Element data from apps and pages
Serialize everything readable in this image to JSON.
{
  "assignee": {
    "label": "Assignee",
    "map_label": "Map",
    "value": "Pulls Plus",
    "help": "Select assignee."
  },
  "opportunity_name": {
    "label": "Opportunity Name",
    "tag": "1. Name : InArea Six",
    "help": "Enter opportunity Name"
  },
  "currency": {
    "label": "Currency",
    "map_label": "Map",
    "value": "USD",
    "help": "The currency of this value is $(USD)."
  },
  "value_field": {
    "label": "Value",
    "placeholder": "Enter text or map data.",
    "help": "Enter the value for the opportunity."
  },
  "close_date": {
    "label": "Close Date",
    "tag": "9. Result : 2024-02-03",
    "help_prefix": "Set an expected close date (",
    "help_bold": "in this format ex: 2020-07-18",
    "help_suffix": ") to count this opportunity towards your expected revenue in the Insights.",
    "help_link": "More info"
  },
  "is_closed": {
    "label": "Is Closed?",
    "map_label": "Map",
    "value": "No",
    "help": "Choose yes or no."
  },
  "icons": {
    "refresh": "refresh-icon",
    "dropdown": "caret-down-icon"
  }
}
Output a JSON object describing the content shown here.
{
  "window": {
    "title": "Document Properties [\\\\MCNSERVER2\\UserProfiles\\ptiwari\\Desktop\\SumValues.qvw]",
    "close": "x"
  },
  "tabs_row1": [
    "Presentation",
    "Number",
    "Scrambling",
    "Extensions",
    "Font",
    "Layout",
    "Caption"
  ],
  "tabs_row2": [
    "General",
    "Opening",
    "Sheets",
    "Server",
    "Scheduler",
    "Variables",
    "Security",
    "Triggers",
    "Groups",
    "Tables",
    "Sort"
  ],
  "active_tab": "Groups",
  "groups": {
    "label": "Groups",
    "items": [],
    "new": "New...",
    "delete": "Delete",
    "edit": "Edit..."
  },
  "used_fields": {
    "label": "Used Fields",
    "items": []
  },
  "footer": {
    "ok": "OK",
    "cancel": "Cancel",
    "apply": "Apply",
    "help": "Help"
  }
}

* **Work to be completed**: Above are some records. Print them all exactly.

* **Completed exercise**:
Serialize everything readable in this image to JSON.
{
  "assignee": {
    "label": "Assignee",
    "map_label": "Map",
    "value": "Pulls Plus",
    "help": "Select assignee."
  },
  "opportunity_name": {
    "label": "Opportunity Name",
    "tag": "1. Name : InArea Six",
    "help": "Enter opportunity Name"
  },
  "currency": {
    "label": "Currency",
    "map_label": "Map",
    "value": "USD",
    "help": "The currency of this value is $(USD)."
  },
  "value_field": {
    "label": "Value",
    "placeholder": "Enter text or map data.",
    "help": "Enter the value for the opportunity."
  },
  "close_date": {
    "label": "Close Date",
    "tag": "9. Result : 2024-02-03",
    "help_prefix": "Set an expected close date (",
    "help_bold": "in this format ex: 2020-07-18",
    "help_suffix": ") to count this opportunity towards your expected revenue in the Insights.",
    "help_link": "More info"
  },
  "is_closed": {
    "label": "Is Closed?",
    "map_label": "Map",
    "value": "No",
    "help": "Choose yes or no."
  },
  "icons": {
    "refresh": "refresh-icon",
    "dropdown": "caret-down-icon"
  }
}
Output a JSON object describing the content shown here.
{
  "window": {
    "title": "Document Properties [\\\\MCNSERVER2\\UserProfiles\\ptiwari\\Desktop\\SumValues.qvw]",
    "close": "x"
  },
  "tabs_row1": [
    "Presentation",
    "Number",
    "Scrambling",
    "Extensions",
    "Font",
    "Layout",
    "Caption"
  ],
  "tabs_row2": [
    "General",
    "Opening",
    "Sheets",
    "Server",
    "Scheduler",
    "Variables",
    "Security",
    "Triggers",
    "Groups",
    "Tables",
    "Sort"
  ],
  "active_tab": "Groups",
  "groups": {
    "label": "Groups",
    "items": [],
    "new": "New...",
    "delete": "Delete",
    "edit": "Edit..."
  },
  "used_fields": {
    "label": "Used Fields",
    "items": []
  },
  "footer": {
    "ok": "OK",
    "cancel": "Cancel",
    "apply": "Apply",
    "help": "Help"
  }
}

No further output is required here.